The Update | Messersmith Exhibit to Open at The Butler; ‘Rocky Horror’ Actress at Robins

YOUNGSTOWN, Ohio – An exhibition of 14 paintings and four sculptures by Mark Messersmith will open Sunday, July 23, at The Butler Institute of American Art and run through Sept. 24.

In his art, Messersmith, of Florida, explores themes of spirit and struggle within the modern world’s natural environments.

He is interested in a group of painters who came to Florida from the northeastern United States immediately after the Civil War, including Martin Johnson Heade, George Inness, Thomas Moran, James Audubon and Winslow Homer. They painted with a romantic vision of the Southern landscape.

Messersmith’s work builds on stories and his observations and concerns for wild creatures that move within the shrinking natural Florida environs they still inhabit.

Messersmith has been awarded the Joan Mitchell Foundation Painting, the National Endowment for the Arts/Southern Arts Federation, Regional Fellowship Awards for Emerging Visual Artists, Ford Foundation Artist Fellowships and other awards.

‘Rocky Horror’ Tour, with Film Cast Member, Coming to Robins

WARREN, Ohio – The 48th anniversary tour of the “Rocky Horror Picture Show” – featuring Patricia Quinn, who played Magenta in the film – will come to the Robins Theatre on Tuesday, Oct. 10, for a 7 p.m. performance.

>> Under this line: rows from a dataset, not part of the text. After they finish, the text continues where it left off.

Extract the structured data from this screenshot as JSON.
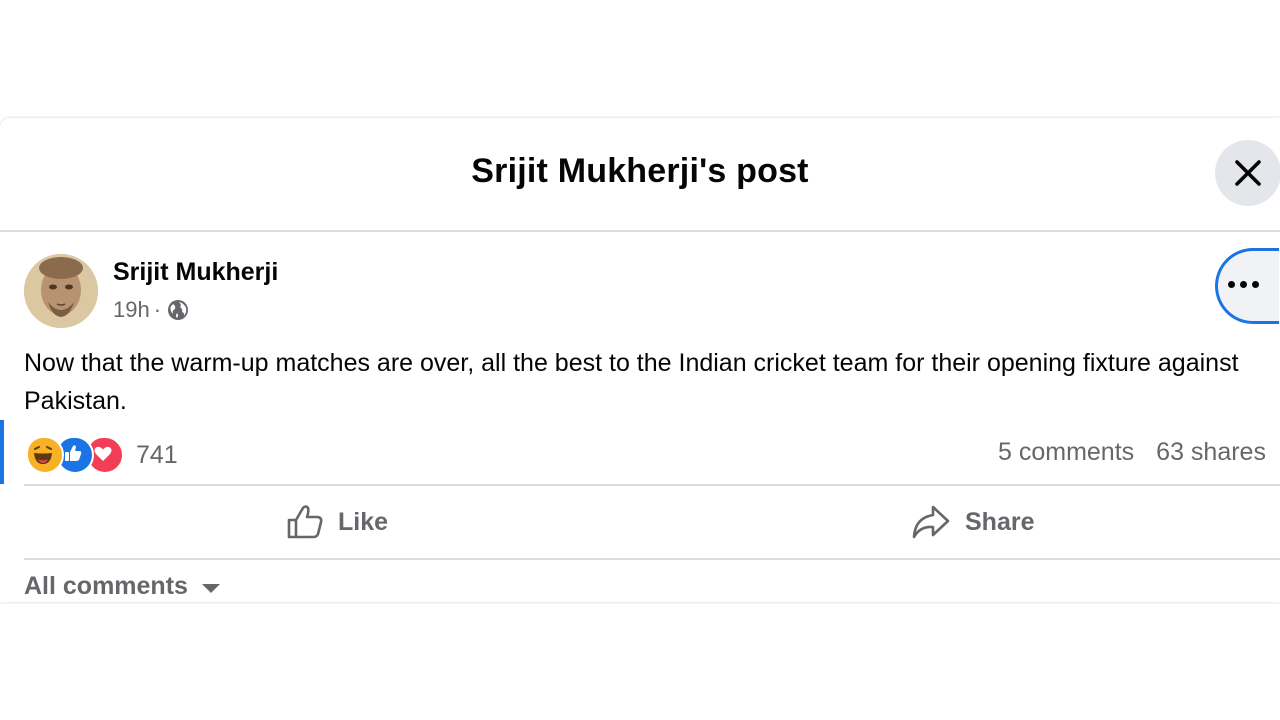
{
  "dialog": {
    "title": "Srijit Mukherji's post"
  },
  "post": {
    "author": "Srijit Mukherji",
    "time": "19h",
    "separator": "·",
    "privacy_icon": "globe-icon",
    "text": "Now that the warm-up matches are over, all the best to the Indian cricket team for their opening fixture against Pakistan."
  },
  "stats": {
    "reaction_icons": [
      "haha-icon",
      "like-icon",
      "love-icon"
    ],
    "reaction_count": "741",
    "comments": "5 comments",
    "shares": "63 shares"
  },
  "actions": {
    "like_label": "Like",
    "share_label": "Share"
  },
  "comments_filter": {
    "label": "All comments"
  },
  "colors": {
    "accent": "#1b74e4",
    "secondary_text": "#65676b",
    "divider": "#dadde1",
    "love": "#f33e58",
    "haha": "#f7b125"
  }
}
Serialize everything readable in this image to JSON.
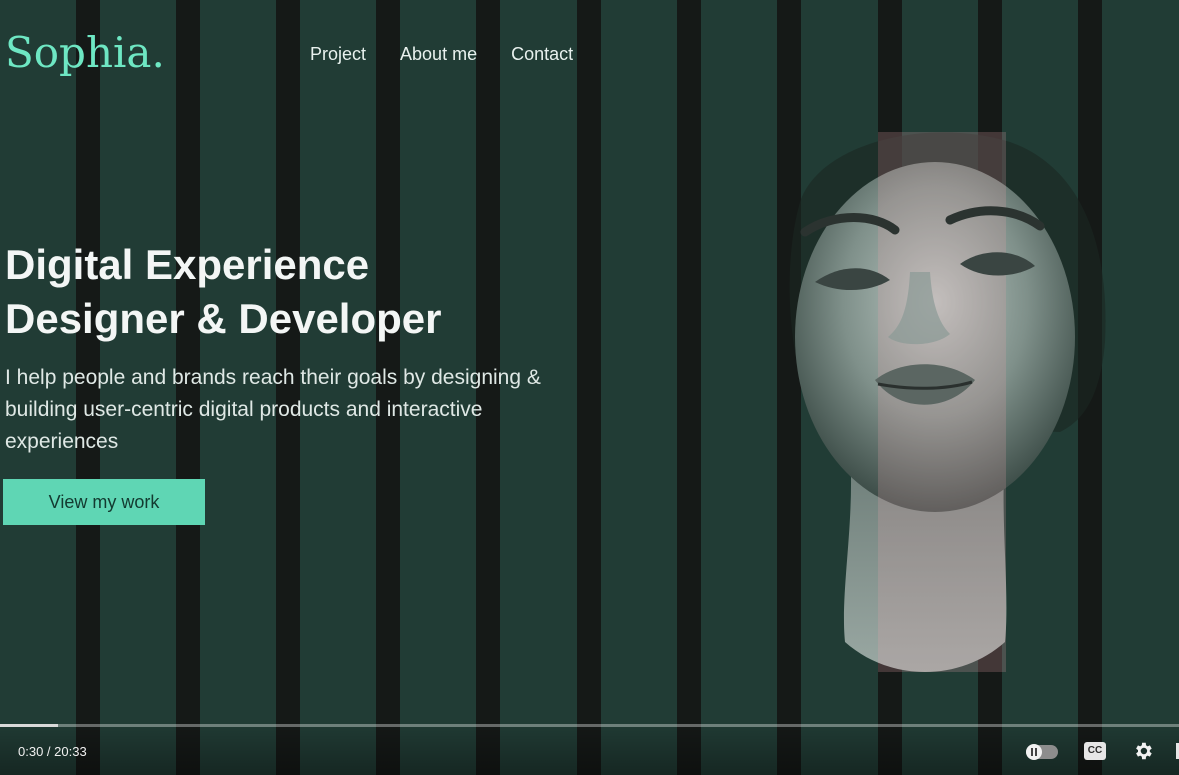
{
  "site": {
    "logo": "Sophia.",
    "nav": [
      "Project",
      "About me",
      "Contact"
    ]
  },
  "hero": {
    "headline_line1": "Digital Experience",
    "headline_line2": "Designer & Developer",
    "subtitle": "I help people and brands reach their goals by designing & building user-centric digital products and interactive experiences",
    "cta_label": "View my work"
  },
  "player": {
    "current_time": "0:30",
    "duration": "20:33",
    "time_display": "0:30 / 20:33",
    "progress_fraction": 0.049,
    "cc_label": "CC",
    "icons": [
      "autoplay-toggle-icon",
      "captions-icon",
      "settings-gear-icon"
    ]
  },
  "colors": {
    "background": "#213c35",
    "accent": "#6ee7c3",
    "button": "#5fd6b4",
    "stripes": "#141514"
  }
}
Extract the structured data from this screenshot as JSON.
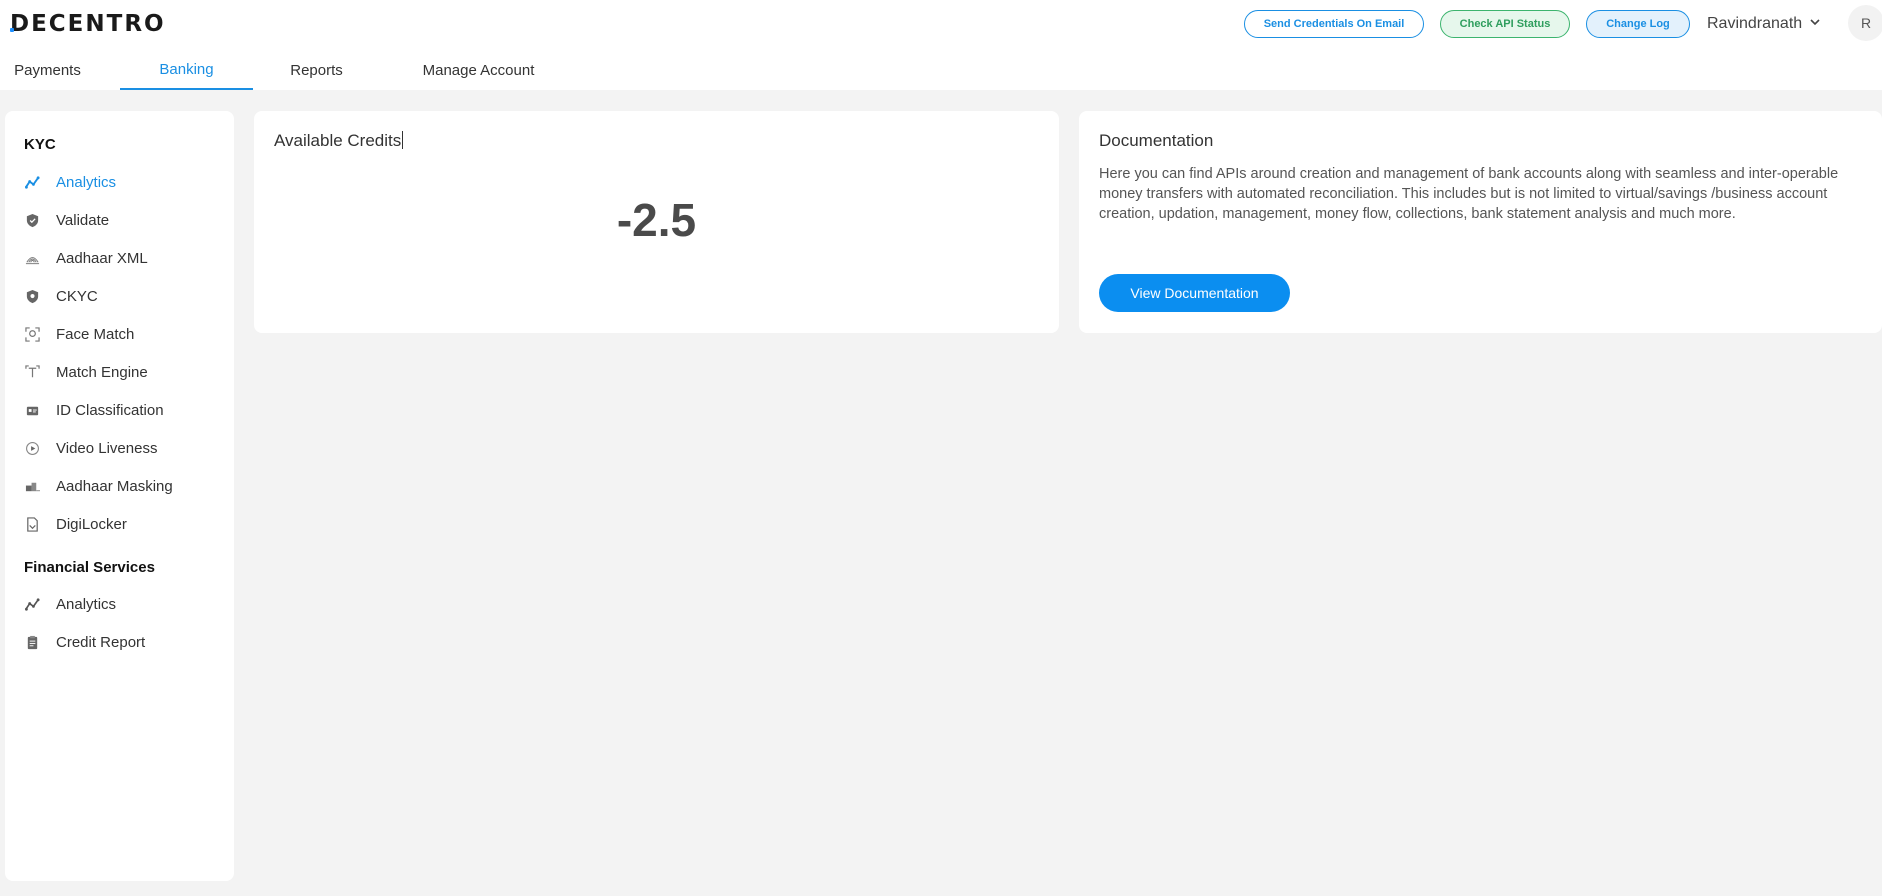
{
  "brand": {
    "logo_text": "DECENTRO"
  },
  "header": {
    "buttons": [
      {
        "label": "Send Credentials On Email"
      },
      {
        "label": "Check API Status"
      },
      {
        "label": "Change Log"
      }
    ],
    "user_name": "Ravindranath",
    "avatar_initial": "R"
  },
  "tabs": [
    {
      "label": "Payments"
    },
    {
      "label": "Banking",
      "active": true
    },
    {
      "label": "Reports"
    },
    {
      "label": "Manage Account"
    }
  ],
  "sidebar": {
    "sections": [
      {
        "title": "KYC",
        "items": [
          {
            "label": "Analytics",
            "icon": "analytics-icon",
            "active": true
          },
          {
            "label": "Validate",
            "icon": "shield-icon"
          },
          {
            "label": "Aadhaar XML",
            "icon": "aadhaar-icon"
          },
          {
            "label": "CKYC",
            "icon": "shield-icon"
          },
          {
            "label": "Face Match",
            "icon": "face-scan-icon"
          },
          {
            "label": "Match Engine",
            "icon": "text-match-icon"
          },
          {
            "label": "ID Classification",
            "icon": "id-card-icon"
          },
          {
            "label": "Video Liveness",
            "icon": "video-play-icon"
          },
          {
            "label": "Aadhaar Masking",
            "icon": "masking-icon"
          },
          {
            "label": "DigiLocker",
            "icon": "document-icon"
          }
        ]
      },
      {
        "title": "Financial Services",
        "items": [
          {
            "label": "Analytics",
            "icon": "analytics-icon"
          },
          {
            "label": "Credit Report",
            "icon": "report-icon"
          }
        ]
      }
    ]
  },
  "credits": {
    "title": "Available Credits",
    "value": "-2.5"
  },
  "documentation": {
    "title": "Documentation",
    "body": "Here you can find APIs around creation and management of bank accounts along with seamless and inter-operable money transfers with automated reconciliation. This includes but is not limited to virtual/savings /business account creation, updation, management, money flow, collections, bank statement analysis and much more.",
    "button_label": "View Documentation"
  },
  "colors": {
    "accent": "#1a8fe3",
    "success": "#3cb46e",
    "background": "#f3f3f3"
  }
}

The evening will include a screening of the original unedited 1975 film with a live shadow cast and audience participation, a costume contest and other features. Tickets range from $35 to $65 and will go on sale at 10 a.m. Friday, July 21, at and the box office, 160 E. Market St. A presale for members of Friends of the Robins Theatre will start at 10 a.m. Thursday.

A VIP ticket, which includes a meet and greet with Quinn, a photo opportunity with her, an autograph and a Rocky Horror VIP laminate souvenir, is available for $100.

The landmark movie stars Tim Curry as Frank-N-Furter, Meatloaf, Barry Bostwick and Susan Sarandon. 

‘Dance with Paint’ Class at the JCC

YOUNGSTOWN, Ohio – The Jewish Community Center’s Paul and Yetta Gluck School of Visual Arts and its School of Performing Arts are offering a “Dance with Paint” event for all ages from 1 to 2 p.m. July 30 at the JCC’s Logan Campus, 3245 Logan Way.

Participants will use dance to create works of art on paper, giving dancers and artists the chance to use their bodies as the paintbrush.

Children under age 10 must be accompanied by an adult. The cost is $10 for JCC members and $15 for nonmembers. Register HERE by July 28. 

State Offers Advice on Avoiding Ticks

COLUMBUS, Ohio – The state natural resources department has released tips on minimizing contact with ticks this summer. 

Ticks are found throughout Ohio and sometimes carry potentially dangerous diseases.

Anglers, birders, hikers and hunters should take precautions to prevent ticks from becoming attached to their skin. Treat clothing worn outdoors with permethrin-based repellents according to the label directions. To keep ticks on the outside of clothing, it may help to wear a long-sleeve shirt tucked into pants, with pant legs that are tucked into socks or boots. It may also be helpful to wear light-colored clothing, which will make it easier to spot ticks.

Thoroughly check clothes and skin for any attached ticks after any outdoor excursion, and don’t forget to check pets and gear, too. Ticks found attached to you or pets should be removed as quickly as possible to reduce the risk of contracting tick-borne diseases. To remove a tick, use tweezers or gloved hands. Grasp the tick as close to the skin as possible and pull straight back with steady, even pressure.

There are three medically significant species of tick in Ohio: the American dog tick, the blacklegged tick and the lone star tick. All three species have the potential to transmit diseases to humans and pets. 

Remain vigilant now and into the fall when the risk of contracting tick-borne disease is highest, but Lyme disease is possible year-round in Ohio.

The American dog tick is the most common tick in Ohio and is found in grassy areas. It is most active during the summer months and is the primary transmitter of Rocky Mountain Spotted Fever.

The blacklegged tick is also known as the deer tick because it is frequently found on white-tailed deer. 

Blacklegged ticks have increased in Ohio since 2010, especially in forested areas. This species is active throughout the year, including winter, and can carry Lyme disease.

Lone star ticks are mostly found in southern Ohio in shaded, grassy areas and are active during the warmer months. This species can also transmit several diseases.

More information on these and other tick species, including photos, are found on the Ohio Department of Health website. To learn more about tick-borne diseases and their symptoms, click HERE.

Pictured at top: “Apalachicola Bluff” (2021), an oil on canvas painting by Mark Messersmith, uses carved wooden elements and mixed media predella boxes. The painting, part of the artist’s upcoming exhibition at The Butler Institute of American Art, is 87 inches by 62 inches.

Published by The Business Journal, Youngstown, Ohio.